## EXERCISE PROMPT
Scan the entries below for the word "chevron". Copy each line that has it.

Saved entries

- Opening Delimiter -

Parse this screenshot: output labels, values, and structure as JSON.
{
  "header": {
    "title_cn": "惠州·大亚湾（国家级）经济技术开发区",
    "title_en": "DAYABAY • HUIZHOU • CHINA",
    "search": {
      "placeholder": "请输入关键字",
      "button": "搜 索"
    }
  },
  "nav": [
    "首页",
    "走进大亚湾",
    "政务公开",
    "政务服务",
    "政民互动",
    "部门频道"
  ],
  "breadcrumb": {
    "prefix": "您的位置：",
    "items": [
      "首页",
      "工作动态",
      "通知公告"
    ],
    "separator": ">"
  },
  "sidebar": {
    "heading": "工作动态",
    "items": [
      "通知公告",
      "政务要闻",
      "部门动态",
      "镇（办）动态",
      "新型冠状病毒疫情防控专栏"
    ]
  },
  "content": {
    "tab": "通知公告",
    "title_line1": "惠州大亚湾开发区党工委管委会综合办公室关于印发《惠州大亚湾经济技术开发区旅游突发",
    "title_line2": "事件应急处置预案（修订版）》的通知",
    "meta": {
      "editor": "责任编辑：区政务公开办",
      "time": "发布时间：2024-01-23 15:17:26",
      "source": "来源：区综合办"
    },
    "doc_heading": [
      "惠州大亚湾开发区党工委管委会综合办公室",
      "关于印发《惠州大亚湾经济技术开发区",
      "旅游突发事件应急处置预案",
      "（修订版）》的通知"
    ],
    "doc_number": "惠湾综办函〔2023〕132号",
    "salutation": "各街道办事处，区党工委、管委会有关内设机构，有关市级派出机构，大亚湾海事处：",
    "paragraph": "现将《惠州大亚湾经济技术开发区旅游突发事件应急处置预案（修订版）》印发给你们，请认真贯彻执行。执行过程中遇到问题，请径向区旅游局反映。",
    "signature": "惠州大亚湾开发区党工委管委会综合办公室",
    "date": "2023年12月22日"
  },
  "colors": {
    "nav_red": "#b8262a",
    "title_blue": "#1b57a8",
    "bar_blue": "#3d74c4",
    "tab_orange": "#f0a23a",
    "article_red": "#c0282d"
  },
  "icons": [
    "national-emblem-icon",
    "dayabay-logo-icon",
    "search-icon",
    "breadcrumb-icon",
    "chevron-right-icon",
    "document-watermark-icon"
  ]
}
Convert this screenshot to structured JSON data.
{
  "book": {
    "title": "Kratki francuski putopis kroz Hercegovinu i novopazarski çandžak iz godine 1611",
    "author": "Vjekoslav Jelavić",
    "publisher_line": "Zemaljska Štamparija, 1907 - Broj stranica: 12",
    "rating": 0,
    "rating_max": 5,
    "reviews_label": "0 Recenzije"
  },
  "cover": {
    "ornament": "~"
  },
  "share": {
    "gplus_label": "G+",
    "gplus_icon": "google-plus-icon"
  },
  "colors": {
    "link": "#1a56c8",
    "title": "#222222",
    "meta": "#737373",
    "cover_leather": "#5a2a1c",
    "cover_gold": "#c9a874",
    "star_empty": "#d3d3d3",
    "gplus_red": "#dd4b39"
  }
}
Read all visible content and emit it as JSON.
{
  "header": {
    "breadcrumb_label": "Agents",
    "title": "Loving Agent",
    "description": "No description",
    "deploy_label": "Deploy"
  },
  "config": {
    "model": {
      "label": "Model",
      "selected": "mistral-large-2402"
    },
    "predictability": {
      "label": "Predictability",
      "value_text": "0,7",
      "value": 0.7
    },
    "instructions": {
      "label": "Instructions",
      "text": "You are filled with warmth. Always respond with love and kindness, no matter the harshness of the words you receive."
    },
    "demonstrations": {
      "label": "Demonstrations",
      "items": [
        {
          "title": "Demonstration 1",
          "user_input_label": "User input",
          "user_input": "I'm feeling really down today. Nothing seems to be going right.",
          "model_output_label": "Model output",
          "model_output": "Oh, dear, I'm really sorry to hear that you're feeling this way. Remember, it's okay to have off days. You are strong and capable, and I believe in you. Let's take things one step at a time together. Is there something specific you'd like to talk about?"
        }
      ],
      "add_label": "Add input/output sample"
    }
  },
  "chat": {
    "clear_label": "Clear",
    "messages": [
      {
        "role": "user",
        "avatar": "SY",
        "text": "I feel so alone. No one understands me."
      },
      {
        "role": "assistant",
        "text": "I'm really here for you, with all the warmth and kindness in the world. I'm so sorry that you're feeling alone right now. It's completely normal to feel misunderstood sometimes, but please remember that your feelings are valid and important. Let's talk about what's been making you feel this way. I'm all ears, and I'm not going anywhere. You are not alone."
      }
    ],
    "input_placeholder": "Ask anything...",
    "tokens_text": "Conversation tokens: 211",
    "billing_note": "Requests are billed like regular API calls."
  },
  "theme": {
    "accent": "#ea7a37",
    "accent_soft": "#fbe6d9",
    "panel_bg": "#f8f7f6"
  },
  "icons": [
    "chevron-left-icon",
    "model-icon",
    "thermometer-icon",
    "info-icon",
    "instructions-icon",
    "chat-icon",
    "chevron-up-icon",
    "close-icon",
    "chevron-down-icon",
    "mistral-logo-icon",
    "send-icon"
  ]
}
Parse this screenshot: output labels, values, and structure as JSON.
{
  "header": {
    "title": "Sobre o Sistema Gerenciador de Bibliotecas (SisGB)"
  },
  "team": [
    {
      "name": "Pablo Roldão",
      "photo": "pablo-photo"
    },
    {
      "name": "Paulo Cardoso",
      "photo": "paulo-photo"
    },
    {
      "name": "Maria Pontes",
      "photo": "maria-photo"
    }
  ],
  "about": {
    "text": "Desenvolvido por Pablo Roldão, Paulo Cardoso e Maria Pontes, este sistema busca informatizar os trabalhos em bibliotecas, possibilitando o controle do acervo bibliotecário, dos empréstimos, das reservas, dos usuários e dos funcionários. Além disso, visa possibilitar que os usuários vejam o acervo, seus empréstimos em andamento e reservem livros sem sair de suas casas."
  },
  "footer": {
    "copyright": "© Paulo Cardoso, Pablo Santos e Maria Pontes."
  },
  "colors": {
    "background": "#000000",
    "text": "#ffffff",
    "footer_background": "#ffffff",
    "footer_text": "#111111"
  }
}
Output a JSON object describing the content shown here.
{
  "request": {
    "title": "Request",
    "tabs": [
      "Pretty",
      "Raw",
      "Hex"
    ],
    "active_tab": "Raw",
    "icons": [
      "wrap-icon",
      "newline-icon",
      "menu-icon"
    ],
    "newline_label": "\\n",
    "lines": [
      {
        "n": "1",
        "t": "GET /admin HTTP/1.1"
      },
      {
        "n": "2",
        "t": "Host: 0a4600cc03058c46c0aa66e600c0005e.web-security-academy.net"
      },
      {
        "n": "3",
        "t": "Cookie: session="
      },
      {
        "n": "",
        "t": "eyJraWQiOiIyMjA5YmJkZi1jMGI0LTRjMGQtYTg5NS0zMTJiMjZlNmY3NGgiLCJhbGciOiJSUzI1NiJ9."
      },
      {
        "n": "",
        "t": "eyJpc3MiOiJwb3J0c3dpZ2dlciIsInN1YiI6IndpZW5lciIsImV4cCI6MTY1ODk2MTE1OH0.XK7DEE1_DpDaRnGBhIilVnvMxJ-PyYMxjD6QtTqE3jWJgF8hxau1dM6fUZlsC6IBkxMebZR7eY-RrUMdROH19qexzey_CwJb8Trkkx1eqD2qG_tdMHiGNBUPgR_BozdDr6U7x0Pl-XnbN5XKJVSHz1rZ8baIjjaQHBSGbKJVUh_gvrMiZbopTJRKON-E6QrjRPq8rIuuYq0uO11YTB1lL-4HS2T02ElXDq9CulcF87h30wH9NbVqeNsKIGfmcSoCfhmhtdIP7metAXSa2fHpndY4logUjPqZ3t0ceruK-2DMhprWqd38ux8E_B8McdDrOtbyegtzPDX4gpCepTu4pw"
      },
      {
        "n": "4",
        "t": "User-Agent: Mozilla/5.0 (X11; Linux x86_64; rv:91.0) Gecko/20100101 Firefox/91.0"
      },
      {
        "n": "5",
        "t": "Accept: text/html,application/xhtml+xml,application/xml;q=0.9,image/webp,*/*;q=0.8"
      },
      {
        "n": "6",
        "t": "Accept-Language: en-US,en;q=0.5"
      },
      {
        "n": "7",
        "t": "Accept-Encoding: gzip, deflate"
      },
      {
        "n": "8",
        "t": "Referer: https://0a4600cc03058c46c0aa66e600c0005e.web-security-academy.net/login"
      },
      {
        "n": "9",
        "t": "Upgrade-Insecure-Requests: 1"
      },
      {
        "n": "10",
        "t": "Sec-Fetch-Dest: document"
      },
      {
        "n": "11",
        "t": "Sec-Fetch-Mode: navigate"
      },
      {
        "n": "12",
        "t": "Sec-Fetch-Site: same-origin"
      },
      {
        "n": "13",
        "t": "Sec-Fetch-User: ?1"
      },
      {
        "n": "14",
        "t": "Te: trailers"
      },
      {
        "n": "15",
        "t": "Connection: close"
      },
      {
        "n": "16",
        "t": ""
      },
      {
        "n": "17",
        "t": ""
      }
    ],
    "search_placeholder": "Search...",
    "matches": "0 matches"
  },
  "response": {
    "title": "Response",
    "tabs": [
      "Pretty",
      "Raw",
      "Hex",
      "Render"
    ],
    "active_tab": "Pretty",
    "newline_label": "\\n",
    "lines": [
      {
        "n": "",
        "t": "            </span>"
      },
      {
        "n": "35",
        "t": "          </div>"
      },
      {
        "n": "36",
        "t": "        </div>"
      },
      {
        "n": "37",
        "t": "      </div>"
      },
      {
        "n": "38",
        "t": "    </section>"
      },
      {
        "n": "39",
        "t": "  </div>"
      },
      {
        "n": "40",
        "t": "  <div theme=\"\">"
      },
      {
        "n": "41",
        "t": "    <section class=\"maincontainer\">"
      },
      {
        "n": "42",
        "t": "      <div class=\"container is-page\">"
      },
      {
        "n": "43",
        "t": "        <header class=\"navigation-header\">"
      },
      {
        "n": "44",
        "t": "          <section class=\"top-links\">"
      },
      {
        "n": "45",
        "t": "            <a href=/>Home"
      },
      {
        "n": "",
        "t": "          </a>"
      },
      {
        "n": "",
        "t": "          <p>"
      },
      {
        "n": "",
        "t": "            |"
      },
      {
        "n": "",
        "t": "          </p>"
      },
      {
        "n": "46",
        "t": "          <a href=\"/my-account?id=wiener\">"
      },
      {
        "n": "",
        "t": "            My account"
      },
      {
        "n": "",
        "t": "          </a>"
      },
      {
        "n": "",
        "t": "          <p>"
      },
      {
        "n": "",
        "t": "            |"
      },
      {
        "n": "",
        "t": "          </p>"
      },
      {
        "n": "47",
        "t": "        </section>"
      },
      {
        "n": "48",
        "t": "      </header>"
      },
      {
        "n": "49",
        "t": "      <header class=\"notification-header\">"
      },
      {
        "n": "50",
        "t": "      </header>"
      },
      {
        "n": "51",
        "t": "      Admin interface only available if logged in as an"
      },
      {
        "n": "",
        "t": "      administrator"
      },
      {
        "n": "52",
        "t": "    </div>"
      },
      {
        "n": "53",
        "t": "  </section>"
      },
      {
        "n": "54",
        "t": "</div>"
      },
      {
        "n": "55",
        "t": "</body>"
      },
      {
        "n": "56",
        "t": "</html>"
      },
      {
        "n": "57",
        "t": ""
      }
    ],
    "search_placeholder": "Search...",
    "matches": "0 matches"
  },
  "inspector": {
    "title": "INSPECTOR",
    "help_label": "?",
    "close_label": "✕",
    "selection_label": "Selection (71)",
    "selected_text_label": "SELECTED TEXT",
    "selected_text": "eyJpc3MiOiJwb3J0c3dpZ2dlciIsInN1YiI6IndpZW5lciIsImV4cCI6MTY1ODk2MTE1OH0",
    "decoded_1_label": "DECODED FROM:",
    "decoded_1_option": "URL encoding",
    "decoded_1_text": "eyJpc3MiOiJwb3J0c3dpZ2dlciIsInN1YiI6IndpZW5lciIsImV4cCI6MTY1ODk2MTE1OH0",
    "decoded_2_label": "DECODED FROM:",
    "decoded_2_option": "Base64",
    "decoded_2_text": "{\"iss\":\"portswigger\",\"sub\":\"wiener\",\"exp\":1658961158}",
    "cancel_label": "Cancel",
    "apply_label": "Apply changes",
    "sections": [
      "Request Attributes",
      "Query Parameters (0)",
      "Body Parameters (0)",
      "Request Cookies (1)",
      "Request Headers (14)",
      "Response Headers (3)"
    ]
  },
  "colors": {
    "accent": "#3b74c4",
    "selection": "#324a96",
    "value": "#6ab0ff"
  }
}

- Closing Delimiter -

## TASK RESPONSE
    "chevron-right-icon",
    "chevron-left-icon",
    "chevron-up-icon",
    "chevron-down-icon",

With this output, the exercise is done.